Toyota's previously reported group-wide global sales forecast cut has gotten bigger. The company now estimates sales will fall by 350,000 additional units, for a 2008 worldwide estimated total of 9.5 million vehicles. More significantly, Toyota brand sales in the U.S. are now expected to drop 7% from 2007; this, despite reports just a month ago that sales would be flat for 2008. So this means GM will retain its title as world's largest automaker, right? Well, not exactly.

Toyota is still expected to be several hundred thousand units ahead of General Motors at the end of 2008, mainly due to the fact that the same market forces hurting Toyota are decimating sales at the General. Coupled with the fact that Toyota is already working to switch truck and SUV production over to car production at its U.S. plants indicates a weak 2008 should be followed with a much-improved product mix for 2009; time will tell how quickly GM can move to introduce its new small cars like the Chevy Cruze to the market.

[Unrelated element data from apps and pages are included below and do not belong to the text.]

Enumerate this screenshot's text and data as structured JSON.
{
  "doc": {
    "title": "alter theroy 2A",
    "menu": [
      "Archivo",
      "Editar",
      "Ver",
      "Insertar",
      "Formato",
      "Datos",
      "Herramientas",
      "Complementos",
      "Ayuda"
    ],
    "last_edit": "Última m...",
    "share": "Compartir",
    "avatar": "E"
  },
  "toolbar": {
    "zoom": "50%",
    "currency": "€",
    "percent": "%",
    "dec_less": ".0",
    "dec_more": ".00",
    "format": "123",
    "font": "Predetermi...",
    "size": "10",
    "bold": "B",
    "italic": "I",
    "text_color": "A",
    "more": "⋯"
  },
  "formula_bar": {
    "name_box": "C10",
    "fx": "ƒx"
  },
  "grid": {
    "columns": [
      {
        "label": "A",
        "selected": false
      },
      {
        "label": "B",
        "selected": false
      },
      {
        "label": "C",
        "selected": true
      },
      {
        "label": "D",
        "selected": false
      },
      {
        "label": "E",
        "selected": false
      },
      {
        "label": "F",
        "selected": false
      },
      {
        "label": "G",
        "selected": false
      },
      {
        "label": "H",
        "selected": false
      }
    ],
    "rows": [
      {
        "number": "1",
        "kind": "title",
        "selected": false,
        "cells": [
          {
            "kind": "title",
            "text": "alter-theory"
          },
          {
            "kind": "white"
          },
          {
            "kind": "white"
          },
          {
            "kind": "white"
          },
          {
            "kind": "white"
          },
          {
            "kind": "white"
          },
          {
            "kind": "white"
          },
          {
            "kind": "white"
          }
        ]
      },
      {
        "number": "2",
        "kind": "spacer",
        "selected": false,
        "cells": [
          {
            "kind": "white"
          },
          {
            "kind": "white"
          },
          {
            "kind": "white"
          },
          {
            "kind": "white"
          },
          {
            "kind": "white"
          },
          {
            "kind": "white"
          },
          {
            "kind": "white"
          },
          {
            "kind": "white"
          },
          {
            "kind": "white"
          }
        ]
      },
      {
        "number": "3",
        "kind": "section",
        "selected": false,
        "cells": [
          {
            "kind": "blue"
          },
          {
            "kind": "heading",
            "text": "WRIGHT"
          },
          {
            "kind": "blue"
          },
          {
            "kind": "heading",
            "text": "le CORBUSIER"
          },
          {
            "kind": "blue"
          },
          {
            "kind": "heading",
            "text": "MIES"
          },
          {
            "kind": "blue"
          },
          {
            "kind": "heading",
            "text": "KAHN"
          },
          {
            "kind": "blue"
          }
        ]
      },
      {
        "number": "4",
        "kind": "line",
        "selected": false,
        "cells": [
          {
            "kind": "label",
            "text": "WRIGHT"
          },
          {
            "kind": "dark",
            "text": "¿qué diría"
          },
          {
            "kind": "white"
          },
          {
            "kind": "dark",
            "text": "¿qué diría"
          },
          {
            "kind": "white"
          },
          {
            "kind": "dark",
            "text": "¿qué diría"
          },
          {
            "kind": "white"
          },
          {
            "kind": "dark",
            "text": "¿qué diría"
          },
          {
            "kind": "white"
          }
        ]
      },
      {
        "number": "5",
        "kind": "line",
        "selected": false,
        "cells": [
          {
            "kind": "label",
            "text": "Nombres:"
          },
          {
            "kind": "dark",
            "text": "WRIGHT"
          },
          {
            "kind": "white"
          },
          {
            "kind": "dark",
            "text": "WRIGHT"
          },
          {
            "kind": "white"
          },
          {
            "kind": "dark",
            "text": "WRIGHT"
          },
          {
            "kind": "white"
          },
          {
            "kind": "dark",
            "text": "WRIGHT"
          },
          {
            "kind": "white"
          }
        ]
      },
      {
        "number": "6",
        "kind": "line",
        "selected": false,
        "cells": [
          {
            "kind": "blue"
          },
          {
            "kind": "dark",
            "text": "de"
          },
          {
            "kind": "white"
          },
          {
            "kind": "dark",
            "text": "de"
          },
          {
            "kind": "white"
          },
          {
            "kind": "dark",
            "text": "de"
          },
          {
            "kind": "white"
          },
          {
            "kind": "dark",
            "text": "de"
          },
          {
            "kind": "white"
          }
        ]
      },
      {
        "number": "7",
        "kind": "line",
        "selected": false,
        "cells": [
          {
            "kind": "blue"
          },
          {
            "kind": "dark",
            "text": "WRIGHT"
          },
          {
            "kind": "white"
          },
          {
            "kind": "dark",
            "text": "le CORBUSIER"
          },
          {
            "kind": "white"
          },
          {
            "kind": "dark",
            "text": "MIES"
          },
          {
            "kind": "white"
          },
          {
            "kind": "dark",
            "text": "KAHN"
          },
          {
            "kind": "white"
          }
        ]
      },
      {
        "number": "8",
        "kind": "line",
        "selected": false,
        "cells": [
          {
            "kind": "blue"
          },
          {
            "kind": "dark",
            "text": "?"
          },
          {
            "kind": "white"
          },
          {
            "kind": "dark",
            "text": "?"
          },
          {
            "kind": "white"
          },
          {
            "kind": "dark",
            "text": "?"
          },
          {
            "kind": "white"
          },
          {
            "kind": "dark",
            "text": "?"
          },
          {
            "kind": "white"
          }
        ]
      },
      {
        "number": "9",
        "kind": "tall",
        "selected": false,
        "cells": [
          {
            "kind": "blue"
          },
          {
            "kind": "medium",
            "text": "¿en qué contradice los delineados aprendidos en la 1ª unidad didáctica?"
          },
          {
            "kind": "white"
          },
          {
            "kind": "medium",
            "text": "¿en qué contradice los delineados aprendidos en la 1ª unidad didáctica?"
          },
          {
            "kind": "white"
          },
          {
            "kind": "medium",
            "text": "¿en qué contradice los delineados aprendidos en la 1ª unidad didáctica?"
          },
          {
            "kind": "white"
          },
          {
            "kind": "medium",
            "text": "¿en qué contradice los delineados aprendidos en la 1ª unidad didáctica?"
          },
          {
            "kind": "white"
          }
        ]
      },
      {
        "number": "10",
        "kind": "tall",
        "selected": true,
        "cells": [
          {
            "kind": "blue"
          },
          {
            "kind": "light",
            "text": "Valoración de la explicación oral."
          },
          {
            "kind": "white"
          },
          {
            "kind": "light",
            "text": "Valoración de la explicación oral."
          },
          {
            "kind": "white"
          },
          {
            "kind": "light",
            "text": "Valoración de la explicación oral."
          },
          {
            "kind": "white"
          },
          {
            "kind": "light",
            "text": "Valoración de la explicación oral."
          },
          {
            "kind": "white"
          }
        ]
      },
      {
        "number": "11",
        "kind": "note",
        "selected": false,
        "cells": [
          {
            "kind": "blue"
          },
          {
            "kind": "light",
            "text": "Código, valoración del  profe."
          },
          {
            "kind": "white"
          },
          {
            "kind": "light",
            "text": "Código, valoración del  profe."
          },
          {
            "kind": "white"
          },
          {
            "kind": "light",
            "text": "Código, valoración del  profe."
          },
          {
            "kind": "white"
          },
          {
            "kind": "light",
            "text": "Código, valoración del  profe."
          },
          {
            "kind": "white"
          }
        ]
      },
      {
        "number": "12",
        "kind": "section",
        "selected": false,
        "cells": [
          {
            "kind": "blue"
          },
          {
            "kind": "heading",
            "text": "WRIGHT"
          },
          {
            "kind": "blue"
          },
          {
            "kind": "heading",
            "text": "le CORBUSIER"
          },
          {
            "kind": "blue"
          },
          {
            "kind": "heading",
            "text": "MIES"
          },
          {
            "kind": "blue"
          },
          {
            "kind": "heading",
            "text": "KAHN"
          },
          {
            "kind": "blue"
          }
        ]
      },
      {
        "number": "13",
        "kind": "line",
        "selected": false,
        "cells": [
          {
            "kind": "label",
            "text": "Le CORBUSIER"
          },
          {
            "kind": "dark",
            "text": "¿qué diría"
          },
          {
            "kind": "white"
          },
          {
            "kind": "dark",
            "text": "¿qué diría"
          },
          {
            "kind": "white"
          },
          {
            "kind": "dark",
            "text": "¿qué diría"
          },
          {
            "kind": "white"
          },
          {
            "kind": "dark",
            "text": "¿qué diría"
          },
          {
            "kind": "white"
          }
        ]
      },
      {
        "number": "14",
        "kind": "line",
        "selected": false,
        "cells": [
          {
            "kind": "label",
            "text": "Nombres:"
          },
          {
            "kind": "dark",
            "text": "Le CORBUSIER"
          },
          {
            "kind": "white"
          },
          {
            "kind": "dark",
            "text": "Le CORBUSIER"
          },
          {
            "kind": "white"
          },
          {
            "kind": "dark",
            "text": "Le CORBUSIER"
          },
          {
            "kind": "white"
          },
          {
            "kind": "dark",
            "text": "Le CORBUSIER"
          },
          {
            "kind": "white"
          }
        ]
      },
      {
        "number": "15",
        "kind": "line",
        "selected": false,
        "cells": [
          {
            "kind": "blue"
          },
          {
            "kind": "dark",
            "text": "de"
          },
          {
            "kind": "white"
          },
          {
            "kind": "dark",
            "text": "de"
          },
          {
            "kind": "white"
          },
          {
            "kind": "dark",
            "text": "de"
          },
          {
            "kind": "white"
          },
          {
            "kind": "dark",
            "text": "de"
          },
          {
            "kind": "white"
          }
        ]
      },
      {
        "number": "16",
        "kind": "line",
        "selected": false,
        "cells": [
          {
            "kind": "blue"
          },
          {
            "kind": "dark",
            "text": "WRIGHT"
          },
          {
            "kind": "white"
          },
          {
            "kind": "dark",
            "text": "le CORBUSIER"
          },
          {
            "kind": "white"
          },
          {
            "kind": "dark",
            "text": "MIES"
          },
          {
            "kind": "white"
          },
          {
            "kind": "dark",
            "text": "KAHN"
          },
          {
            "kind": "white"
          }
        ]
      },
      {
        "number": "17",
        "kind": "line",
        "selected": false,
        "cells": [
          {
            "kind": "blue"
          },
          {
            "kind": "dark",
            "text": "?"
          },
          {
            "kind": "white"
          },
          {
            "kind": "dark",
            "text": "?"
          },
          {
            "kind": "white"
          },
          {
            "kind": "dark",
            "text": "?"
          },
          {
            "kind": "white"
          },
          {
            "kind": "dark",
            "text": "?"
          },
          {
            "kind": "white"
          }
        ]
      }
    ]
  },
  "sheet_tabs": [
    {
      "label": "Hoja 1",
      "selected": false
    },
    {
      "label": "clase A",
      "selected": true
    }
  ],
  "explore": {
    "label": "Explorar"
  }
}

But perhaps the biggest indicator separating the two companies lies in what we affectionately refer to as "the bottom line:" Despite all the worldwide market issues, Toyota profit for the year ending next March is still expected to be $12.8 billion. Has GM made that kind of money since Nixon was in office? [Automotive News (Sub. Req.); Photo Credit: Off-Road Web]